The ammonia naturally attracts the appropriate bacteria necessary for the biofilter; there is no need to add anything to the water to start the biofilter except for the tantalizing ammonia that hungry bacteria simply can’t resist. However, to skip this multi-week natural process, aquaculture retailers sell living nitrifying bacteria. Once added to the unit, they immediately colonize a system thus avoiding this cycling process. Or, if another aquaponic system is available, it is extremely helpful to share part of the biofilter as a seed of bacteria for the new System. (Somerville, et al 2014)

Greenhouse
Except for small hobby systems, most aquaponic systems are in a greenhouse. Two of the biggest reasons for the greenhouse are:

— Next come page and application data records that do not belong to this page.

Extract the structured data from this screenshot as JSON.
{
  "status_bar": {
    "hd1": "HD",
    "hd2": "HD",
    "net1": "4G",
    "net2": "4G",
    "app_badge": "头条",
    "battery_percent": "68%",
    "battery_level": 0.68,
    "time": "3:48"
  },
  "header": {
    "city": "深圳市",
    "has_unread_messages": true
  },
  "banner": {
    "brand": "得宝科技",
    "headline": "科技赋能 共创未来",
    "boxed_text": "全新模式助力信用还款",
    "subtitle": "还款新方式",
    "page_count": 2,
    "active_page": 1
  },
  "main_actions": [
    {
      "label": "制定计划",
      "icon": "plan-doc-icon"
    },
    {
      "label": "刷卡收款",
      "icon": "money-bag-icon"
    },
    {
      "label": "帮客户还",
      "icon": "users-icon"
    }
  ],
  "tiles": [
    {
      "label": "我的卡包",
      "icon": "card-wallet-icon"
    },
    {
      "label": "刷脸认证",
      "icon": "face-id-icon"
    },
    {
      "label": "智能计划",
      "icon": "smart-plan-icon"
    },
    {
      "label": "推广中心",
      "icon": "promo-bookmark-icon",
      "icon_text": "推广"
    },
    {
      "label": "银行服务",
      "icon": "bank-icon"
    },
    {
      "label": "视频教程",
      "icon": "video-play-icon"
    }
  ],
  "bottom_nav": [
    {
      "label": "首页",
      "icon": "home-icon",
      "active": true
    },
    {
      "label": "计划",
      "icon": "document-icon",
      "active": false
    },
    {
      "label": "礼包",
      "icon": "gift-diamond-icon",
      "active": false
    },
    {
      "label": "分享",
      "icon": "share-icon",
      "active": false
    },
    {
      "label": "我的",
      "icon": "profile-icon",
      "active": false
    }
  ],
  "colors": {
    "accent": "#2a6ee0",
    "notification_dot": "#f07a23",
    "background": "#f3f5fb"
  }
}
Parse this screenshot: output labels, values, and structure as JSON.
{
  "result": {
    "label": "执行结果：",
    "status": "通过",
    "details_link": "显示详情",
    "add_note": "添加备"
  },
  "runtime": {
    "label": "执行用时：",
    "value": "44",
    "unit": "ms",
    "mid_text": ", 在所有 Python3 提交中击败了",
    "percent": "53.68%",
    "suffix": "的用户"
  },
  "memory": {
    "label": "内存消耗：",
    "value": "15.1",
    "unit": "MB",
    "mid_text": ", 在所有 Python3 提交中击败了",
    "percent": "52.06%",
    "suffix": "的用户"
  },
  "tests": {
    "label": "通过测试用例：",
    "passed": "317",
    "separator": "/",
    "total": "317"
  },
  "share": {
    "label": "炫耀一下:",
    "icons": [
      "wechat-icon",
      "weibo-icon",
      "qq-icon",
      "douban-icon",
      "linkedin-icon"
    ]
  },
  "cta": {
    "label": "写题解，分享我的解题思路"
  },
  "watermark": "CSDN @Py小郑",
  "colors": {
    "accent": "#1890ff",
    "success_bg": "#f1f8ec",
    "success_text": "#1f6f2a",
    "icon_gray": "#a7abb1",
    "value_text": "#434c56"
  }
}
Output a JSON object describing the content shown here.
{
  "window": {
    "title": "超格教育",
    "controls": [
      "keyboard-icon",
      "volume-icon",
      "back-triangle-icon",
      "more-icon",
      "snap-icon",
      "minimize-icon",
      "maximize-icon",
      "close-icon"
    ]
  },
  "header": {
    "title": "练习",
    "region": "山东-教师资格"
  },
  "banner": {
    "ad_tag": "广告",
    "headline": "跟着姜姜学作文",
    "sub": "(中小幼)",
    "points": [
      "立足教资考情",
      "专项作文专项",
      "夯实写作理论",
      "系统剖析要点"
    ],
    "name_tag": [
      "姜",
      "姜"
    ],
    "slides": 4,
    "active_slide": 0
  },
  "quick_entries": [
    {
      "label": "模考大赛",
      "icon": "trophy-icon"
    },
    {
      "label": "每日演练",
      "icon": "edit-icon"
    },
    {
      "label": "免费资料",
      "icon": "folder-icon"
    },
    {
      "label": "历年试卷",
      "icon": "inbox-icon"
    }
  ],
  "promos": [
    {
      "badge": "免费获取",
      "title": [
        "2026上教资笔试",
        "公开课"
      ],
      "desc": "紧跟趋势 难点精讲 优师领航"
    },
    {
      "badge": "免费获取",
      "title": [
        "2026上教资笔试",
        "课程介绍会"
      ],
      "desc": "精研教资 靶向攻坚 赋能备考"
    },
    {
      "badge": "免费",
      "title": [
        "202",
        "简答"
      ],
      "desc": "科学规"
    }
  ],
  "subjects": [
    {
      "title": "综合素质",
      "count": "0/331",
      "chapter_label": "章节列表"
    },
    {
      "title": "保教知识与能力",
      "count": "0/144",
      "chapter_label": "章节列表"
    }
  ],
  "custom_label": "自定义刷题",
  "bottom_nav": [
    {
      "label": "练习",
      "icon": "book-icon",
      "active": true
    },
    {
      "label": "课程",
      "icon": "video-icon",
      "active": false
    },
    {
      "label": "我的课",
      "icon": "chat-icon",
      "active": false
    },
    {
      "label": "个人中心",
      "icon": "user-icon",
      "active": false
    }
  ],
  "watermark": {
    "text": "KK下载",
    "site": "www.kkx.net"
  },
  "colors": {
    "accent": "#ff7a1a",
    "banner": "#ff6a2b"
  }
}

  • Aquaponic systems have high upfront capital costs, and are technically rigorous to design, construct, maintain, and operate. For most growers, this investment warrants yearlong food production. Yearlong food production requires a climate controlled greenhouse in most climate zones.
  • Leaves, bugs, sticks, extreme weather, outdoor effluvium, or other outdoor hazards can interfere with the water pumps, oxygen pumps, electricity, or system plumbing. A temporary power outage, clog, or leak that disrupts the system for even a short period of time can cause a grower to lose months of fish and crops. A greenhouse with a secure power source will greatly cut down on these risks.

Legal Issues
Zoning regulations and permits vary greatly from state to state, county to county, and city to city. Depending on your location and municipality, you may have to get and maintain certain licenses and/or permits….Also, be sure to check with your state department of agriculture or aquaculture to see what you may need to comply with for the fish element of your business.(Green Acre Aquaponics)

Aquaponic operations can also be GAP certified (good agricultureal practices), which means that the products are handled in the safest manner possible and have methods of traceability in place to insure food safety.

Researchers at Johns Hopkins University describe the legal considerations they undertook for their aquaponic system: “Consistent with state regulations for commercial finfish aquaculture operations, a permit was obtained from the Maryland Department of Natural Resources. The permit requirements included a site inspection, a map of the location, fish health certification and species origin documents, a plan for the treatment of non-native species to prevent introduction into the wild, a waste management plan, and annual reporting of activities under the permit. The DNR permit also allows for the commercial sale of live unprocessed fish.”(Love et al, 2015)

Is Aquaponics Organic?
There is some confusion in the aquaponic industry about whether aquaponics is applicable to be organic given the current legal paradigm.

Although the National Organic Standards Board developed a recommendation to prohibit organic hydroponics in 2010, the National Organic Program still has not adopted this formal recommendation. Because the National Organic Program has not issued guidance or regulations, some accredited certifying agents have augmented their revenue stream by going ahead and certifying hydroponic [and aquaponic] systems in the meantime. (www.truth-out.org)

“This process could not be more organic but getting a USDA organic certification for a culture system that does not use soil is tricky. A couple of commercial growers in the US have had their plants certified as organic. The USDA has not finalized organic certification standards for fish yet.” (Nelson & Pade)

“Aquaponics Gardening is necessarily organic. Natural fish waste provides all the food the plants need. Pesticides would be harmful to the fish. Hormones, antibiotics, and other fish additives would be harmful to the plants.” (Sylvia Bernstein)

In the absence of organic certainty, aquaponic growers recently gained an opportunity for another food certification. In February, 2016 Certified Naturally Grown (CNG), a non-profit organization offering peerreview certification to farmers, announced that they completed development of a new certification program for aquaponic producers and are now accepting applications. (cngfarming.org)